What gives electrons and protons their charge?


The short answer to this question is that we don’t know. Technically, a proton is made up of smaller particles which each have their own charge, but that’s not an answer – we want to know why particles are charged at all. And we don’t know. The universe seems to just be that way.

It’s worth thinking about why we don’t know though.

We can see that electrons repel each other. That’s a measurable fact about the universe, that an electron exerts a force on another electron. However, to make thinking about the physical world easier, we have created a concept called “Charge”. It just makes things simpler if instead of worrying about the fact that electrons repel each other, we say: “Electrons are charged. And charged particles repel each other.”

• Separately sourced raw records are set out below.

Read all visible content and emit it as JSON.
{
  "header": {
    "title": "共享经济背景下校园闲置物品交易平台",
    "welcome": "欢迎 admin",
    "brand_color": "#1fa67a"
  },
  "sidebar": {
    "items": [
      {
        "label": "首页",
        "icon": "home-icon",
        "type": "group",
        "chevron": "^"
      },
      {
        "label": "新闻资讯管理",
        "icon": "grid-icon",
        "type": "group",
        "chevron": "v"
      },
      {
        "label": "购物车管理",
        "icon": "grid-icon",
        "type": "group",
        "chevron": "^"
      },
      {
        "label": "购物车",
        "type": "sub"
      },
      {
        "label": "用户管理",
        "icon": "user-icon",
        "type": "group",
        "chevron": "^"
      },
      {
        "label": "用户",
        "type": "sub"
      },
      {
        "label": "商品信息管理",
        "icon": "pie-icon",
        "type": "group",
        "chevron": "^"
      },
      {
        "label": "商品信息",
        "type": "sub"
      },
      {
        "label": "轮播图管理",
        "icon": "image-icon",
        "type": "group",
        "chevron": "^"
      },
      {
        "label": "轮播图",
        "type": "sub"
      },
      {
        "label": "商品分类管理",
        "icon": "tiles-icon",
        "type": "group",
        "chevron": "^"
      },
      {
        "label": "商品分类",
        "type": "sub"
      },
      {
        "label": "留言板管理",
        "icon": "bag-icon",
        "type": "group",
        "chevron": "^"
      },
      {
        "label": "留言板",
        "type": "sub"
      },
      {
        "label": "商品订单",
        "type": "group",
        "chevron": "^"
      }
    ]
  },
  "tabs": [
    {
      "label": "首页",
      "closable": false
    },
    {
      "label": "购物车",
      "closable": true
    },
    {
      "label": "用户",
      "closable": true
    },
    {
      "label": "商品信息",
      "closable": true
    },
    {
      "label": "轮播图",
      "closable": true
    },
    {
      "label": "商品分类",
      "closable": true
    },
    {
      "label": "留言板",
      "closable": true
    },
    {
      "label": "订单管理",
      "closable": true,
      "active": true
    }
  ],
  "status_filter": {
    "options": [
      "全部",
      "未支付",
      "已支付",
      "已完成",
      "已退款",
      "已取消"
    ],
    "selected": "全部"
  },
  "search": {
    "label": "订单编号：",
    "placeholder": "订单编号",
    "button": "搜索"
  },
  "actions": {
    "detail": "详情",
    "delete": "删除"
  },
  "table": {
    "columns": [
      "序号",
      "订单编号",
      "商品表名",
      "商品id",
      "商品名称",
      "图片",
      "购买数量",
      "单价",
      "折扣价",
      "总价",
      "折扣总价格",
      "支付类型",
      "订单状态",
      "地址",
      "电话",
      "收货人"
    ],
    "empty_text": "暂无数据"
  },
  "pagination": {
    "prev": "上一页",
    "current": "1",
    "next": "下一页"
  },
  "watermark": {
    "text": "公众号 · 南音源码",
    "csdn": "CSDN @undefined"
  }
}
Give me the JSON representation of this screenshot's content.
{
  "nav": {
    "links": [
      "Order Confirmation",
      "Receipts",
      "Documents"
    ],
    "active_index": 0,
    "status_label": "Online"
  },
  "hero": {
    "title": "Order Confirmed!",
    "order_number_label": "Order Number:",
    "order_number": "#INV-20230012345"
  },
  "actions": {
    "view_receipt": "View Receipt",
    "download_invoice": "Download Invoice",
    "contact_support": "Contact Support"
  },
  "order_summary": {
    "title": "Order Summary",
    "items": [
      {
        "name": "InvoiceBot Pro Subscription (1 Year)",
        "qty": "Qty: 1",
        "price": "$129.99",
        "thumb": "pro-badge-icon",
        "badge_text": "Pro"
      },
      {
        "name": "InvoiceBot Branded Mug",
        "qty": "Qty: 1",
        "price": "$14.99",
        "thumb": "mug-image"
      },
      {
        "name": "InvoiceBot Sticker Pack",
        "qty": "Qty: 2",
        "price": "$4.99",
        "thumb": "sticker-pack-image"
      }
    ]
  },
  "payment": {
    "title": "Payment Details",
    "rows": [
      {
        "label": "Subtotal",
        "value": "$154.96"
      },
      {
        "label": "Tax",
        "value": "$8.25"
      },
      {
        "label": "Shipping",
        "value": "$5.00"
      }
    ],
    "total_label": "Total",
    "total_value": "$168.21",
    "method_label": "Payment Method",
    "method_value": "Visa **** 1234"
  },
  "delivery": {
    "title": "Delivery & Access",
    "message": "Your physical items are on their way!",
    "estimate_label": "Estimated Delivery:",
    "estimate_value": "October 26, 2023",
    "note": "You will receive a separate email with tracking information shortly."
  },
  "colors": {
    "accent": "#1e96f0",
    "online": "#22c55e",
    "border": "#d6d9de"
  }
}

This then allows you to think about all the sorts of things associated with electrons, such as electric circuits, static electricity, chemical reactions, the electromagnetic spectrum and so on, without having to deal with why it is electrons hate each other so much. The concept of charge is just a model, a shortcut, to help us think. We’re so used to the shortcut (and it helps explain things so well) that we talk about charge as if it were a real thing.

But, something like “Electron-electron hate force” or “Electron-proton love force” would be much more technically correct names.

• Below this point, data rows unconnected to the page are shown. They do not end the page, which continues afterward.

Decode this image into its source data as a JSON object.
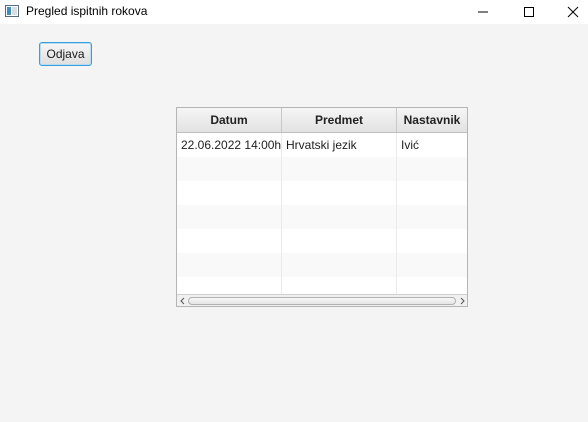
{
  "window": {
    "title": "Pregled ispitnih rokova",
    "icon": "java-app-icon",
    "controls": [
      "minimize-icon",
      "maximize-icon",
      "close-icon"
    ]
  },
  "toolbar": {
    "logout_label": "Odjava"
  },
  "table": {
    "columns": [
      "Datum",
      "Predmet",
      "Nastavnik"
    ],
    "rows": [
      [
        "22.06.2022 14:00h",
        "Hrvatski jezik",
        "Ivić"
      ]
    ]
  },
  "colors": {
    "focus_border": "#3c9ed8",
    "background": "#f4f4f4"
  }
}
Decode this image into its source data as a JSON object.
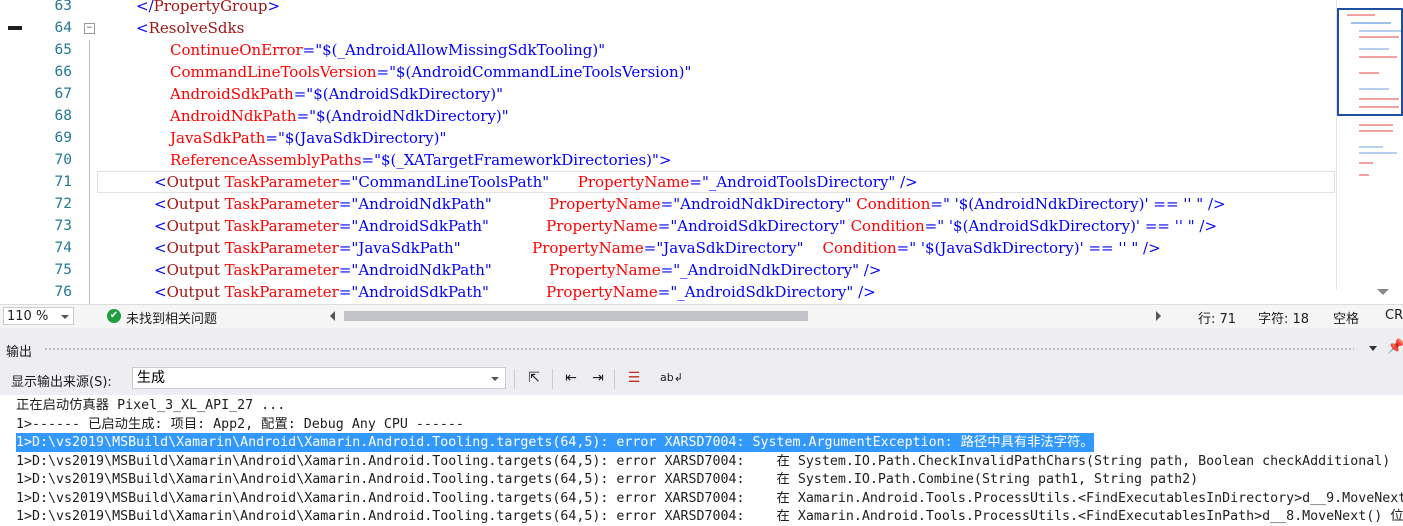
{
  "editor": {
    "lines": [
      {
        "num": "63",
        "indent": 136,
        "parts": [
          {
            "t": "</",
            "c": "br"
          },
          {
            "t": "PropertyGroup",
            "c": "tag"
          },
          {
            "t": ">",
            "c": "br"
          }
        ]
      },
      {
        "num": "64",
        "indent": 136,
        "parts": [
          {
            "t": "<",
            "c": "br"
          },
          {
            "t": "ResolveSdks",
            "c": "tag"
          }
        ]
      },
      {
        "num": "65",
        "indent": 170,
        "parts": [
          {
            "t": "ContinueOnError",
            "c": "attr"
          },
          {
            "t": "=\"",
            "c": "br"
          },
          {
            "t": "$(_AndroidAllowMissingSdkTooling)",
            "c": "val"
          },
          {
            "t": "\"",
            "c": "br"
          }
        ]
      },
      {
        "num": "66",
        "indent": 170,
        "parts": [
          {
            "t": "CommandLineToolsVersion",
            "c": "attr"
          },
          {
            "t": "=\"",
            "c": "br"
          },
          {
            "t": "$(AndroidCommandLineToolsVersion)",
            "c": "val"
          },
          {
            "t": "\"",
            "c": "br"
          }
        ]
      },
      {
        "num": "67",
        "indent": 170,
        "parts": [
          {
            "t": "AndroidSdkPath",
            "c": "attr"
          },
          {
            "t": "=\"",
            "c": "br"
          },
          {
            "t": "$(AndroidSdkDirectory)",
            "c": "val"
          },
          {
            "t": "\"",
            "c": "br"
          }
        ]
      },
      {
        "num": "68",
        "indent": 170,
        "parts": [
          {
            "t": "AndroidNdkPath",
            "c": "attr"
          },
          {
            "t": "=\"",
            "c": "br"
          },
          {
            "t": "$(AndroidNdkDirectory)",
            "c": "val"
          },
          {
            "t": "\"",
            "c": "br"
          }
        ]
      },
      {
        "num": "69",
        "indent": 170,
        "parts": [
          {
            "t": "JavaSdkPath",
            "c": "attr"
          },
          {
            "t": "=\"",
            "c": "br"
          },
          {
            "t": "$(JavaSdkDirectory)",
            "c": "val"
          },
          {
            "t": "\"",
            "c": "br"
          }
        ]
      },
      {
        "num": "70",
        "indent": 170,
        "parts": [
          {
            "t": "ReferenceAssemblyPaths",
            "c": "attr"
          },
          {
            "t": "=\"",
            "c": "br"
          },
          {
            "t": "$(_XATargetFrameworkDirectories)",
            "c": "val"
          },
          {
            "t": "\">",
            "c": "br"
          }
        ]
      },
      {
        "num": "71",
        "indent": 154,
        "parts": [
          {
            "t": "<",
            "c": "br"
          },
          {
            "t": "Output",
            "c": "tag"
          },
          {
            "t": " TaskParameter",
            "c": "attr"
          },
          {
            "t": "=\"",
            "c": "br"
          },
          {
            "t": "CommandLineToolsPath",
            "c": "val"
          },
          {
            "t": "\"      ",
            "c": "br"
          },
          {
            "t": "PropertyName",
            "c": "attr"
          },
          {
            "t": "=\"",
            "c": "br"
          },
          {
            "t": "_AndroidToolsDirectory",
            "c": "val"
          },
          {
            "t": "\" />",
            "c": "br"
          }
        ]
      },
      {
        "num": "72",
        "indent": 154,
        "parts": [
          {
            "t": "<",
            "c": "br"
          },
          {
            "t": "Output",
            "c": "tag"
          },
          {
            "t": " TaskParameter",
            "c": "attr"
          },
          {
            "t": "=\"",
            "c": "br"
          },
          {
            "t": "AndroidNdkPath",
            "c": "val"
          },
          {
            "t": "\"            ",
            "c": "br"
          },
          {
            "t": "PropertyName",
            "c": "attr"
          },
          {
            "t": "=\"",
            "c": "br"
          },
          {
            "t": "AndroidNdkDirectory",
            "c": "val"
          },
          {
            "t": "\" ",
            "c": "br"
          },
          {
            "t": "Condition",
            "c": "attr"
          },
          {
            "t": "=\" ",
            "c": "br"
          },
          {
            "t": "'$(AndroidNdkDirectory)' == '' ",
            "c": "val"
          },
          {
            "t": "\" />",
            "c": "br"
          }
        ]
      },
      {
        "num": "73",
        "indent": 154,
        "parts": [
          {
            "t": "<",
            "c": "br"
          },
          {
            "t": "Output",
            "c": "tag"
          },
          {
            "t": " TaskParameter",
            "c": "attr"
          },
          {
            "t": "=\"",
            "c": "br"
          },
          {
            "t": "AndroidSdkPath",
            "c": "val"
          },
          {
            "t": "\"            ",
            "c": "br"
          },
          {
            "t": "PropertyName",
            "c": "attr"
          },
          {
            "t": "=\"",
            "c": "br"
          },
          {
            "t": "AndroidSdkDirectory",
            "c": "val"
          },
          {
            "t": "\" ",
            "c": "br"
          },
          {
            "t": "Condition",
            "c": "attr"
          },
          {
            "t": "=\" ",
            "c": "br"
          },
          {
            "t": "'$(AndroidSdkDirectory)' == '' ",
            "c": "val"
          },
          {
            "t": "\" />",
            "c": "br"
          }
        ]
      },
      {
        "num": "74",
        "indent": 154,
        "parts": [
          {
            "t": "<",
            "c": "br"
          },
          {
            "t": "Output",
            "c": "tag"
          },
          {
            "t": " TaskParameter",
            "c": "attr"
          },
          {
            "t": "=\"",
            "c": "br"
          },
          {
            "t": "JavaSdkPath",
            "c": "val"
          },
          {
            "t": "\"               ",
            "c": "br"
          },
          {
            "t": "PropertyName",
            "c": "attr"
          },
          {
            "t": "=\"",
            "c": "br"
          },
          {
            "t": "JavaSdkDirectory",
            "c": "val"
          },
          {
            "t": "\"    ",
            "c": "br"
          },
          {
            "t": "Condition",
            "c": "attr"
          },
          {
            "t": "=\" ",
            "c": "br"
          },
          {
            "t": "'$(JavaSdkDirectory)' == '' ",
            "c": "val"
          },
          {
            "t": "\" />",
            "c": "br"
          }
        ]
      },
      {
        "num": "75",
        "indent": 154,
        "parts": [
          {
            "t": "<",
            "c": "br"
          },
          {
            "t": "Output",
            "c": "tag"
          },
          {
            "t": " TaskParameter",
            "c": "attr"
          },
          {
            "t": "=\"",
            "c": "br"
          },
          {
            "t": "AndroidNdkPath",
            "c": "val"
          },
          {
            "t": "\"            ",
            "c": "br"
          },
          {
            "t": "PropertyName",
            "c": "attr"
          },
          {
            "t": "=\"",
            "c": "br"
          },
          {
            "t": "_AndroidNdkDirectory",
            "c": "val"
          },
          {
            "t": "\" />",
            "c": "br"
          }
        ]
      },
      {
        "num": "76",
        "indent": 154,
        "parts": [
          {
            "t": "<",
            "c": "br"
          },
          {
            "t": "Output",
            "c": "tag"
          },
          {
            "t": " TaskParameter",
            "c": "attr"
          },
          {
            "t": "=\"",
            "c": "br"
          },
          {
            "t": "AndroidSdkPath",
            "c": "val"
          },
          {
            "t": "\"            ",
            "c": "br"
          },
          {
            "t": "PropertyName",
            "c": "attr"
          },
          {
            "t": "=\"",
            "c": "br"
          },
          {
            "t": "_AndroidSdkDirectory",
            "c": "val"
          },
          {
            "t": "\" />",
            "c": "br"
          }
        ]
      }
    ],
    "fold_symbol": "−"
  },
  "status": {
    "zoom": "110 %",
    "issues": "未找到相关问题",
    "line": "行: 71",
    "char": "字符: 18",
    "whitespace": "空格",
    "eol": "CR"
  },
  "output": {
    "title": "输出",
    "source_label": "显示输出来源(S):",
    "source_value": "生成",
    "lines": [
      "正在启动仿真器 Pixel_3_XL_API_27 ...",
      "1>------ 已启动生成: 项目: App2, 配置: Debug Any CPU ------",
      "1>D:\\vs2019\\MSBuild\\Xamarin\\Android\\Xamarin.Android.Tooling.targets(64,5): error XARSD7004: System.ArgumentException: 路径中具有非法字符。",
      "1>D:\\vs2019\\MSBuild\\Xamarin\\Android\\Xamarin.Android.Tooling.targets(64,5): error XARSD7004:    在 System.IO.Path.CheckInvalidPathChars(String path, Boolean checkAdditional)",
      "1>D:\\vs2019\\MSBuild\\Xamarin\\Android\\Xamarin.Android.Tooling.targets(64,5): error XARSD7004:    在 System.IO.Path.Combine(String path1, String path2)",
      "1>D:\\vs2019\\MSBuild\\Xamarin\\Android\\Xamarin.Android.Tooling.targets(64,5): error XARSD7004:    在 Xamarin.Android.Tools.ProcessUtils.<FindExecutablesInDirectory>d__9.MoveNext",
      "1>D:\\vs2019\\MSBuild\\Xamarin\\Android\\Xamarin.Android.Tooling.targets(64,5): error XARSD7004:    在 Xamarin.Android.Tools.ProcessUtils.<FindExecutablesInPath>d__8.MoveNext() 位"
    ]
  },
  "colors": {
    "tag": "#a31515",
    "bracket": "#0000ff",
    "attr": "#ff0000",
    "value": "#0000ff",
    "selection": "#3399ff",
    "ok": "#1f9e40"
  }
}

So why do electrons hate each other?

As I said, we don’t know. We’re also a little stuck on why objects in the universe seem to all like each other a little bit (Hint: We deal with that one by pretending everything has this awesome property called “mass”, and that gravity attracts objects with mass together.) But there are definitely a lot of scientists very interested in working out why these particles exert these forces on each other.